- **STORED DATA**:
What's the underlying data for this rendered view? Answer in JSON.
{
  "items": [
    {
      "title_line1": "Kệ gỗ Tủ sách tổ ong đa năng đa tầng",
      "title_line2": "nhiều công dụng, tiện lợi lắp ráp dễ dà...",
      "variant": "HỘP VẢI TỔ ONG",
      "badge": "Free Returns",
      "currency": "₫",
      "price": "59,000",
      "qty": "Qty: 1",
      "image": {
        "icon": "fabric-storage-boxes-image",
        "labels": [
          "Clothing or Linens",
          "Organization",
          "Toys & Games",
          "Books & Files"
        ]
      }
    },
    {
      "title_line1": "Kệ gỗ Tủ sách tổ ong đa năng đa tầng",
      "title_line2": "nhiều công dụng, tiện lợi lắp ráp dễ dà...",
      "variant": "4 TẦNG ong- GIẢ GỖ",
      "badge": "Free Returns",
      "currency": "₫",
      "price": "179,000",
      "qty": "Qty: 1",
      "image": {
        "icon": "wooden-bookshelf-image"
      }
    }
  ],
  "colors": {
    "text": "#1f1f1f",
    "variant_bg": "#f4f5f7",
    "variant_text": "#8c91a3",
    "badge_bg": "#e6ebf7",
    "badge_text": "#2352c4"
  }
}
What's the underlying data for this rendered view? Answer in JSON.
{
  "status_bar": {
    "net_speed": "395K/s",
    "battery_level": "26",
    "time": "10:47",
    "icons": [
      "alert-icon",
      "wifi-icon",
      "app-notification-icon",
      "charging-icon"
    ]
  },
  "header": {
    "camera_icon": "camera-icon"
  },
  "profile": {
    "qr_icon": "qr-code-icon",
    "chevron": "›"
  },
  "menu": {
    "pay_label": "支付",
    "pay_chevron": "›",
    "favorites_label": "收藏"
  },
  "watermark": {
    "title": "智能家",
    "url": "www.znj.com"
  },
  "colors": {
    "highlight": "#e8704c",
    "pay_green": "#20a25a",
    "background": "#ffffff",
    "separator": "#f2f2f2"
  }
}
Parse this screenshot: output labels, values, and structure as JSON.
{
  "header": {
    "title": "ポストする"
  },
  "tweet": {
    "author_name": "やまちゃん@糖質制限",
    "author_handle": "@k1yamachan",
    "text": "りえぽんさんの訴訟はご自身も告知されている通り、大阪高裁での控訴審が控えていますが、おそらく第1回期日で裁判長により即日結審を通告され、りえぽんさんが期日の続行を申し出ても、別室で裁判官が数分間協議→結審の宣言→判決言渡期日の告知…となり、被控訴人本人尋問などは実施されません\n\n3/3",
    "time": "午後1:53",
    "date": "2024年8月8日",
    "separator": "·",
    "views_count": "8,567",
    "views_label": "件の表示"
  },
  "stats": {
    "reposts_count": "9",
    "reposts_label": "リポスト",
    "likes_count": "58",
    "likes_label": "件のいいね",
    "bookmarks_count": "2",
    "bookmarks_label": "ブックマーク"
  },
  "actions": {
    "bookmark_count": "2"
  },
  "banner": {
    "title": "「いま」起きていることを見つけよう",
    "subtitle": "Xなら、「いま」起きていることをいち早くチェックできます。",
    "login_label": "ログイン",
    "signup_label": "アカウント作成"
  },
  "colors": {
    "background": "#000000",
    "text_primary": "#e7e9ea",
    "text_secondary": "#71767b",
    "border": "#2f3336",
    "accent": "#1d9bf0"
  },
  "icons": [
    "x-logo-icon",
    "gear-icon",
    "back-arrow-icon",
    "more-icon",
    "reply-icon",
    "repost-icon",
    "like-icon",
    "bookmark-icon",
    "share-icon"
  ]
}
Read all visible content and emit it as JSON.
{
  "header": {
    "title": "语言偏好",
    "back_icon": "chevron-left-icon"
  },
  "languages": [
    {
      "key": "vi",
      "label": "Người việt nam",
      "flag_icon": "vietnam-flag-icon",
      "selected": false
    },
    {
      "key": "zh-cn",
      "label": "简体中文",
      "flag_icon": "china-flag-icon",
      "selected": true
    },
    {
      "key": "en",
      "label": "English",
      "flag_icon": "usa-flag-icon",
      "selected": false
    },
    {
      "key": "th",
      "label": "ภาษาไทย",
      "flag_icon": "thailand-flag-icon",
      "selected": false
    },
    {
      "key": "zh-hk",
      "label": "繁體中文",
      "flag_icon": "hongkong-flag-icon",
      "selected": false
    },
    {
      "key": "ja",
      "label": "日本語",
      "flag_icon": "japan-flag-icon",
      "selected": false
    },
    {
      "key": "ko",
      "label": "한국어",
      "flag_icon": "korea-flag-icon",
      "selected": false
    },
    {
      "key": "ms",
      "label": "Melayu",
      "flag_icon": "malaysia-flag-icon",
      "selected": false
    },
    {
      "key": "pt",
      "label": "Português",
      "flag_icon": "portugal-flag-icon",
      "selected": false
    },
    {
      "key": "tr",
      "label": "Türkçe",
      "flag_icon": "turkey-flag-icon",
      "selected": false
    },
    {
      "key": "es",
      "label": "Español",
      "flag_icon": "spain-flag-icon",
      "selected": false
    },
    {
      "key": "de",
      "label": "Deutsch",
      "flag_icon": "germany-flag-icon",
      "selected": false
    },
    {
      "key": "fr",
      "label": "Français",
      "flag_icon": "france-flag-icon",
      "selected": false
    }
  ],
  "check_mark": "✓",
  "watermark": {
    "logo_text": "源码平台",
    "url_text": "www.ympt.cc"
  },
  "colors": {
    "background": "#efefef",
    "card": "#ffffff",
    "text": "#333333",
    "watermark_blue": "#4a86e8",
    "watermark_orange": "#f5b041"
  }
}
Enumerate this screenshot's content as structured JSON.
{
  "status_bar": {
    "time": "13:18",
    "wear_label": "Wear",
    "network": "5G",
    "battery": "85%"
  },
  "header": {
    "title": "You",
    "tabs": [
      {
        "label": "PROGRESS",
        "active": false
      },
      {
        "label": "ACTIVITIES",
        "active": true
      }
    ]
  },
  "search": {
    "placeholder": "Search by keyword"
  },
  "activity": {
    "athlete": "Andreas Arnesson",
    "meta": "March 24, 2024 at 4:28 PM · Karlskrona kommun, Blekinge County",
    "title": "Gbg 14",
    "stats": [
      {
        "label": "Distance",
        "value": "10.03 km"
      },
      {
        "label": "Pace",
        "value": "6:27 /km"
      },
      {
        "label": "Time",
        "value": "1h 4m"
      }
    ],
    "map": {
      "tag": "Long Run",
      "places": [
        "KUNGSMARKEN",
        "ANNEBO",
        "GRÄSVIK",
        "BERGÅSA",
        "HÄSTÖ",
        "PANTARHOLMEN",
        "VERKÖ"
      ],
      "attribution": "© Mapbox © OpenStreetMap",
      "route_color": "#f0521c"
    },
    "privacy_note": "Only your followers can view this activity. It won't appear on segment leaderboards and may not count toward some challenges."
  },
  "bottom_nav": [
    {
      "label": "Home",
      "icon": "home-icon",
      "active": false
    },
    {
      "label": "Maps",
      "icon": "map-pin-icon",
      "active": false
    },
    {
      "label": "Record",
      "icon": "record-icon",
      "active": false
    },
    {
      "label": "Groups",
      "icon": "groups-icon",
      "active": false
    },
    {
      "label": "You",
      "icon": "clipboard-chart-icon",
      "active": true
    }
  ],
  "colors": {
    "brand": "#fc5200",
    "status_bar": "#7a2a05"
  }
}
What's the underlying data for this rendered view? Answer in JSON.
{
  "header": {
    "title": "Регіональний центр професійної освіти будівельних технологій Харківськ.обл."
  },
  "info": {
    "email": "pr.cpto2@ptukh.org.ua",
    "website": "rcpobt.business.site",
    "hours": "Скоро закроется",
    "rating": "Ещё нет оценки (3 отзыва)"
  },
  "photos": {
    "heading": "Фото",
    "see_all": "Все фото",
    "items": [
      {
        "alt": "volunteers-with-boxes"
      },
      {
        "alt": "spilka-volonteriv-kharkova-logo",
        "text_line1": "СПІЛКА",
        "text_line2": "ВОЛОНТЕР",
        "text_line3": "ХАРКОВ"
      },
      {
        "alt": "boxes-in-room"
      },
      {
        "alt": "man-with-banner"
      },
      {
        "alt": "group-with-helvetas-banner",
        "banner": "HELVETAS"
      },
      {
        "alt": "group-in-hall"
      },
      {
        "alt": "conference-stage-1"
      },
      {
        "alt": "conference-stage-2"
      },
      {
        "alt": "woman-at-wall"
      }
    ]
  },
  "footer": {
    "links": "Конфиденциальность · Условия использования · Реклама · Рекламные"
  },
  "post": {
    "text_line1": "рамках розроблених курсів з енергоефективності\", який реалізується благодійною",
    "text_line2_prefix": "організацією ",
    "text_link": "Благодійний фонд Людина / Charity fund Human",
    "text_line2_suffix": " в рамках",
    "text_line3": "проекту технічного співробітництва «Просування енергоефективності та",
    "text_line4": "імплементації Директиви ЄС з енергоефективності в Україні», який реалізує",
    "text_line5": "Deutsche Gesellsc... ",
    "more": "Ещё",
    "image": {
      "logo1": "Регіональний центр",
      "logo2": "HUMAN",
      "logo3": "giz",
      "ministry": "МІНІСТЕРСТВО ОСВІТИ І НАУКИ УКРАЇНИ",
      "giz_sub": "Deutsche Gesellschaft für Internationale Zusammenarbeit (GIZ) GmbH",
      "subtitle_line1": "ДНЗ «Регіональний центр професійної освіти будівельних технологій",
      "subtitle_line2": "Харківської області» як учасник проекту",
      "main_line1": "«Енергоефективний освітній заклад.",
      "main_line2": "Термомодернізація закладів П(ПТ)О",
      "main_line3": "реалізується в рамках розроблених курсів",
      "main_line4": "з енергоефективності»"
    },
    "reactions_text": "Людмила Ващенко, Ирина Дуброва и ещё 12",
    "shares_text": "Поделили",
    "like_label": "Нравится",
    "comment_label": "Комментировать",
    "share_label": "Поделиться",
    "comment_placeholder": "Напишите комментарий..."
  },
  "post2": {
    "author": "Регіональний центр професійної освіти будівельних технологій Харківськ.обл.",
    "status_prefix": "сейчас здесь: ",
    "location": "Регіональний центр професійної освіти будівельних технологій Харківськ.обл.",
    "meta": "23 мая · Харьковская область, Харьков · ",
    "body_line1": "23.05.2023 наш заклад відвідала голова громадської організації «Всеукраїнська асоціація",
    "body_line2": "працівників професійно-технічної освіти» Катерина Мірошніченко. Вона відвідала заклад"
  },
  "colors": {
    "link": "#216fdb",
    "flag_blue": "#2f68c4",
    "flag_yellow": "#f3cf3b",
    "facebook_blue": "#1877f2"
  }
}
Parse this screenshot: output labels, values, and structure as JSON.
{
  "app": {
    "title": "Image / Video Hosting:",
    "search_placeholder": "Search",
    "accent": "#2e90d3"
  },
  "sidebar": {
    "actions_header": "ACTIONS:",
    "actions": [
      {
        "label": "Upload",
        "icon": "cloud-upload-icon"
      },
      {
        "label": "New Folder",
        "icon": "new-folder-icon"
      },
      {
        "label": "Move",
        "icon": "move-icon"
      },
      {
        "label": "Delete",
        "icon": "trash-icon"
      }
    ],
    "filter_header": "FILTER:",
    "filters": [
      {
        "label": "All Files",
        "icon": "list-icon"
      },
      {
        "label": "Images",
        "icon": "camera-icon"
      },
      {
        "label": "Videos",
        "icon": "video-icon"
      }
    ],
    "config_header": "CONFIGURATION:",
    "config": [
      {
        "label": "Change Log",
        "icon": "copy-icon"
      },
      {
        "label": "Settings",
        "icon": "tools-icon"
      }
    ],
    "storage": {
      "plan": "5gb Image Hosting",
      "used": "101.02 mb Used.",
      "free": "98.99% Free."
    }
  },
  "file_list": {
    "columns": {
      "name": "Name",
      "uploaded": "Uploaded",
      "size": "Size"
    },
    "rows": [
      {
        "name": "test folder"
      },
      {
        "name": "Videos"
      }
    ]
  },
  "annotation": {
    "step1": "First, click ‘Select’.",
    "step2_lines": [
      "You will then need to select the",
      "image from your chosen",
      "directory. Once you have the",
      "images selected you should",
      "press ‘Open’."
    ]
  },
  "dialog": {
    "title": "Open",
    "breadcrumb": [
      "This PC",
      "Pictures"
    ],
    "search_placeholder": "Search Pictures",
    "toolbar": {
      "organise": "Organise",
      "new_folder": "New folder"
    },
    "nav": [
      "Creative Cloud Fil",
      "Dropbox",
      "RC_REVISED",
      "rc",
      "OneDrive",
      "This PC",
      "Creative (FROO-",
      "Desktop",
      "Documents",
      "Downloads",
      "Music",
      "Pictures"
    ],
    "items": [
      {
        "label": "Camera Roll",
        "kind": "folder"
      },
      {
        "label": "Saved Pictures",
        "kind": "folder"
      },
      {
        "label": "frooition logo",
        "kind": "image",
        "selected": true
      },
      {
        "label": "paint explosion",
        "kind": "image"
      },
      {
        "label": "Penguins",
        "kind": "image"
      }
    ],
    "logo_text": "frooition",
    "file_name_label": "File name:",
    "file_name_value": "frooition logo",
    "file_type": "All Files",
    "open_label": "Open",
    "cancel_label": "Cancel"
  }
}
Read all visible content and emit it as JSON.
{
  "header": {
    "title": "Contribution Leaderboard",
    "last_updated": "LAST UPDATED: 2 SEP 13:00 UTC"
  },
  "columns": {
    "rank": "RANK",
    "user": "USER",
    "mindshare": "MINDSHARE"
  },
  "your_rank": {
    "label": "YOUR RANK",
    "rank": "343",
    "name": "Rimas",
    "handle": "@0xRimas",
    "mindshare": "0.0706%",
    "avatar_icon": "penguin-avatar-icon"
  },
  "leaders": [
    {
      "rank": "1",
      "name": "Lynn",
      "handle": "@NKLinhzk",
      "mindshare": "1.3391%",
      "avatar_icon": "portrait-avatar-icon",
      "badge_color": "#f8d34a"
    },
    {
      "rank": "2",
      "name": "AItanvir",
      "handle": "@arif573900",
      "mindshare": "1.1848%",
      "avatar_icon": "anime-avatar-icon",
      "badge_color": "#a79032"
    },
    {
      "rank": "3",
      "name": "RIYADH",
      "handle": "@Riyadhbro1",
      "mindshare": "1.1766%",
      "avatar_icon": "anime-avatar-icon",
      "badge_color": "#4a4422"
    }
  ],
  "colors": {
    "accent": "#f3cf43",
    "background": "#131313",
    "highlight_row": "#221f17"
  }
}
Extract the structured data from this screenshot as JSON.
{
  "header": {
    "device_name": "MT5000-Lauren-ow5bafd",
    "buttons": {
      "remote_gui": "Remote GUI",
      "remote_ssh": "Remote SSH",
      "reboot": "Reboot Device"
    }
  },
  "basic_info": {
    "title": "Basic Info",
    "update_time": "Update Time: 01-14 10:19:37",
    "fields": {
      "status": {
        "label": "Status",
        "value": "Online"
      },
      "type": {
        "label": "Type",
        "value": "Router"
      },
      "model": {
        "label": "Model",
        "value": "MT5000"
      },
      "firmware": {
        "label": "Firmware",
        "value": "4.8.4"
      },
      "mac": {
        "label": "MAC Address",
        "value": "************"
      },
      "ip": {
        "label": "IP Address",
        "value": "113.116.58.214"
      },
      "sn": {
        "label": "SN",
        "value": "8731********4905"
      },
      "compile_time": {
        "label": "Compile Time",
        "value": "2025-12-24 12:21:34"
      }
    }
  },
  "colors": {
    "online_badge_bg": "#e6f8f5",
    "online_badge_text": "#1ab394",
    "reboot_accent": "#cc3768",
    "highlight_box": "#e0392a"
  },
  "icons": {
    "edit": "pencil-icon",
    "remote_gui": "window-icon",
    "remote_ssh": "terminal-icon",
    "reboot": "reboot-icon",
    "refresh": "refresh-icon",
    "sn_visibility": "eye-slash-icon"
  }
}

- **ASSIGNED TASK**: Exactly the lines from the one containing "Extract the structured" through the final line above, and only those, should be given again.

- **ANSWER BOX**:
Extract the structured data from this screenshot as JSON.
{
  "header": {
    "device_name": "MT5000-Lauren-ow5bafd",
    "buttons": {
      "remote_gui": "Remote GUI",
      "remote_ssh": "Remote SSH",
      "reboot": "Reboot Device"
    }
  },
  "basic_info": {
    "title": "Basic Info",
    "update_time": "Update Time: 01-14 10:19:37",
    "fields": {
      "status": {
        "label": "Status",
        "value": "Online"
      },
      "type": {
        "label": "Type",
        "value": "Router"
      },
      "model": {
        "label": "Model",
        "value": "MT5000"
      },
      "firmware": {
        "label": "Firmware",
        "value": "4.8.4"
      },
      "mac": {
        "label": "MAC Address",
        "value": "************"
      },
      "ip": {
        "label": "IP Address",
        "value": "113.116.58.214"
      },
      "sn": {
        "label": "SN",
        "value": "8731********4905"
      },
      "compile_time": {
        "label": "Compile Time",
        "value": "2025-12-24 12:21:34"
      }
    }
  },
  "colors": {
    "online_badge_bg": "#e6f8f5",
    "online_badge_text": "#1ab394",
    "reboot_accent": "#cc3768",
    "highlight_box": "#e0392a"
  },
  "icons": {
    "edit": "pencil-icon",
    "remote_gui": "window-icon",
    "remote_ssh": "terminal-icon",
    "reboot": "reboot-icon",
    "refresh": "refresh-icon",
    "sn_visibility": "eye-slash-icon"
  }
}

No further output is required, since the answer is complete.